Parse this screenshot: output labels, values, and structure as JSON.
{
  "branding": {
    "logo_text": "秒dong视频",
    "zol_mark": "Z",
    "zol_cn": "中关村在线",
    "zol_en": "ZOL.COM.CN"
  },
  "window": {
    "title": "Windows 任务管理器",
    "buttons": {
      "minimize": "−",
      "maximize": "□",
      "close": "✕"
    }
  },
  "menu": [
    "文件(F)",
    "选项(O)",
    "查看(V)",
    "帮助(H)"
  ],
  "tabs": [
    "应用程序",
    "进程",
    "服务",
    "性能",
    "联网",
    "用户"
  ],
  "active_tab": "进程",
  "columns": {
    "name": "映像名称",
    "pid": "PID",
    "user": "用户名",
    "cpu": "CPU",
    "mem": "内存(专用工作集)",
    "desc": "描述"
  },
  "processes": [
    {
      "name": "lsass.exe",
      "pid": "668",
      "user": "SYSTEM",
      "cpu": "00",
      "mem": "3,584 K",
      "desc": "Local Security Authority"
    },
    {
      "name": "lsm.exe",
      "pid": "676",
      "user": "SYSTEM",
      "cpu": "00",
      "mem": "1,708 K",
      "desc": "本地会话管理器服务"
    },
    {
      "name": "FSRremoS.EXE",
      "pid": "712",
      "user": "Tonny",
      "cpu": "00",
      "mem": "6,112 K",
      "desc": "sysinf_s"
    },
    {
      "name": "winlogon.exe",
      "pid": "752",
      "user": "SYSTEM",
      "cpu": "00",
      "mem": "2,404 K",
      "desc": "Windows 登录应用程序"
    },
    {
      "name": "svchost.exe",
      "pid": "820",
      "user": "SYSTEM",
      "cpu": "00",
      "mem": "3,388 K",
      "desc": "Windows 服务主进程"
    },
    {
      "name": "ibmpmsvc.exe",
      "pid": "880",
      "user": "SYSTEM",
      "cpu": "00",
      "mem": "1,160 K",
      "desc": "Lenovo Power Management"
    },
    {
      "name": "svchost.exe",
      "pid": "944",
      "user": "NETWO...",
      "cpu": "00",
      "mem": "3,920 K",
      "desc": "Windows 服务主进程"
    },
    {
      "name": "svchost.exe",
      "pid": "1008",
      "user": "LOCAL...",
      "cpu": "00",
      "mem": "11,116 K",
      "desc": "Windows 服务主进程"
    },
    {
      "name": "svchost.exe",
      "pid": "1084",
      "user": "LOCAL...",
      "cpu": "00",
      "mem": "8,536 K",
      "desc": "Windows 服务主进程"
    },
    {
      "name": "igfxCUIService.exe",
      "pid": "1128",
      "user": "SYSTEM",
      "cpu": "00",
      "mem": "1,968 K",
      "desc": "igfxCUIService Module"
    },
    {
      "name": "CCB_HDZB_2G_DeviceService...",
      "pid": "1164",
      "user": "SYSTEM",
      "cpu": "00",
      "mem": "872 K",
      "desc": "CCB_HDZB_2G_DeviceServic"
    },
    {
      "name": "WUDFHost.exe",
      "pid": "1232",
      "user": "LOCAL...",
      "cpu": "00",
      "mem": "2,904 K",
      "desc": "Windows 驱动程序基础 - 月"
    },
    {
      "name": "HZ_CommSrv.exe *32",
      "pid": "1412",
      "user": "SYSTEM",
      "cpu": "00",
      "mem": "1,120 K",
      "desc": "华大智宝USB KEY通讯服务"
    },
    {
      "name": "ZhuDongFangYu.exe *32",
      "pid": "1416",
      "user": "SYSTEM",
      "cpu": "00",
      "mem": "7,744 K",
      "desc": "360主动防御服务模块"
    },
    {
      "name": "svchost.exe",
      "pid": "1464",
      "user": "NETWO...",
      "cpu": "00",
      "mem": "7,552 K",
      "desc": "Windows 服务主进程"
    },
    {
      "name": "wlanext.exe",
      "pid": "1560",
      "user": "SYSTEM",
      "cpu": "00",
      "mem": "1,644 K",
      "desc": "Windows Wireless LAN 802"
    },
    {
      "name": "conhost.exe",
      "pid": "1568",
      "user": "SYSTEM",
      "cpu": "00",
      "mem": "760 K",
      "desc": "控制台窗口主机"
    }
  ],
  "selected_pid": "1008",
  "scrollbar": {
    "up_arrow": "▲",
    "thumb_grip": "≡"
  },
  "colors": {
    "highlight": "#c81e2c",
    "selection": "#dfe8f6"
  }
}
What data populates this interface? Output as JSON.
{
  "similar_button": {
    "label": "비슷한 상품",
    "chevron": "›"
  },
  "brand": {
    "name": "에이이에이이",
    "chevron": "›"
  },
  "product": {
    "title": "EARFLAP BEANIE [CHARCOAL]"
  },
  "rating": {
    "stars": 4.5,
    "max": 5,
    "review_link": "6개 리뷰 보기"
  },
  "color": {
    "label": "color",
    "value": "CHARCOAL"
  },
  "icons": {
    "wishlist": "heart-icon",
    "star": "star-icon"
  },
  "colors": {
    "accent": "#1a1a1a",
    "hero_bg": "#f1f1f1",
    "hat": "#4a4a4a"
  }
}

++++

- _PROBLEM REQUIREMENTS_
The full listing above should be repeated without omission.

- _RESPONSE BELOW_
Parse this screenshot: output labels, values, and structure as JSON.
{
  "branding": {
    "logo_text": "秒dong视频",
    "zol_mark": "Z",
    "zol_cn": "中关村在线",
    "zol_en": "ZOL.COM.CN"
  },
  "window": {
    "title": "Windows 任务管理器",
    "buttons": {
      "minimize": "−",
      "maximize": "□",
      "close": "✕"
    }
  },
  "menu": [
    "文件(F)",
    "选项(O)",
    "查看(V)",
    "帮助(H)"
  ],
  "tabs": [
    "应用程序",
    "进程",
    "服务",
    "性能",
    "联网",
    "用户"
  ],
  "active_tab": "进程",
  "columns": {
    "name": "映像名称",
    "pid": "PID",
    "user": "用户名",
    "cpu": "CPU",
    "mem": "内存(专用工作集)",
    "desc": "描述"
  },
  "processes": [
    {
      "name": "lsass.exe",
      "pid": "668",
      "user": "SYSTEM",
      "cpu": "00",
      "mem": "3,584 K",
      "desc": "Local Security Authority"
    },
    {
      "name": "lsm.exe",
      "pid": "676",
      "user": "SYSTEM",
      "cpu": "00",
      "mem": "1,708 K",
      "desc": "本地会话管理器服务"
    },
    {
      "name": "FSRremoS.EXE",
      "pid": "712",
      "user": "Tonny",
      "cpu": "00",
      "mem": "6,112 K",
      "desc": "sysinf_s"
    },
    {
      "name": "winlogon.exe",
      "pid": "752",
      "user": "SYSTEM",
      "cpu": "00",
      "mem": "2,404 K",
      "desc": "Windows 登录应用程序"
    },
    {
      "name": "svchost.exe",
      "pid": "820",
      "user": "SYSTEM",
      "cpu": "00",
      "mem": "3,388 K",
      "desc": "Windows 服务主进程"
    },
    {
      "name": "ibmpmsvc.exe",
      "pid": "880",
      "user": "SYSTEM",
      "cpu": "00",
      "mem": "1,160 K",
      "desc": "Lenovo Power Management"
    },
    {
      "name": "svchost.exe",
      "pid": "944",
      "user": "NETWO...",
      "cpu": "00",
      "mem": "3,920 K",
      "desc": "Windows 服务主进程"
    },
    {
      "name": "svchost.exe",
      "pid": "1008",
      "user": "LOCAL...",
      "cpu": "00",
      "mem": "11,116 K",
      "desc": "Windows 服务主进程"
    },
    {
      "name": "svchost.exe",
      "pid": "1084",
      "user": "LOCAL...",
      "cpu": "00",
      "mem": "8,536 K",
      "desc": "Windows 服务主进程"
    },
    {
      "name": "igfxCUIService.exe",
      "pid": "1128",
      "user": "SYSTEM",
      "cpu": "00",
      "mem": "1,968 K",
      "desc": "igfxCUIService Module"
    },
    {
      "name": "CCB_HDZB_2G_DeviceService...",
      "pid": "1164",
      "user": "SYSTEM",
      "cpu": "00",
      "mem": "872 K",
      "desc": "CCB_HDZB_2G_DeviceServic"
    },
    {
      "name": "WUDFHost.exe",
      "pid": "1232",
      "user": "LOCAL...",
      "cpu": "00",
      "mem": "2,904 K",
      "desc": "Windows 驱动程序基础 - 月"
    },
    {
      "name": "HZ_CommSrv.exe *32",
      "pid": "1412",
      "user": "SYSTEM",
      "cpu": "00",
      "mem": "1,120 K",
      "desc": "华大智宝USB KEY通讯服务"
    },
    {
      "name": "ZhuDongFangYu.exe *32",
      "pid": "1416",
      "user": "SYSTEM",
      "cpu": "00",
      "mem": "7,744 K",
      "desc": "360主动防御服务模块"
    },
    {
      "name": "svchost.exe",
      "pid": "1464",
      "user": "NETWO...",
      "cpu": "00",
      "mem": "7,552 K",
      "desc": "Windows 服务主进程"
    },
    {
      "name": "wlanext.exe",
      "pid": "1560",
      "user": "SYSTEM",
      "cpu": "00",
      "mem": "1,644 K",
      "desc": "Windows Wireless LAN 802"
    },
    {
      "name": "conhost.exe",
      "pid": "1568",
      "user": "SYSTEM",
      "cpu": "00",
      "mem": "760 K",
      "desc": "控制台窗口主机"
    }
  ],
  "selected_pid": "1008",
  "scrollbar": {
    "up_arrow": "▲",
    "thumb_grip": "≡"
  },
  "colors": {
    "highlight": "#c81e2c",
    "selection": "#dfe8f6"
  }
}
What data populates this interface? Output as JSON.
{
  "similar_button": {
    "label": "비슷한 상품",
    "chevron": "›"
  },
  "brand": {
    "name": "에이이에이이",
    "chevron": "›"
  },
  "product": {
    "title": "EARFLAP BEANIE [CHARCOAL]"
  },
  "rating": {
    "stars": 4.5,
    "max": 5,
    "review_link": "6개 리뷰 보기"
  },
  "color": {
    "label": "color",
    "value": "CHARCOAL"
  },
  "icons": {
    "wishlist": "heart-icon",
    "star": "star-icon"
  },
  "colors": {
    "accent": "#1a1a1a",
    "hero_bg": "#f1f1f1",
    "hat": "#4a4a4a"
  }
}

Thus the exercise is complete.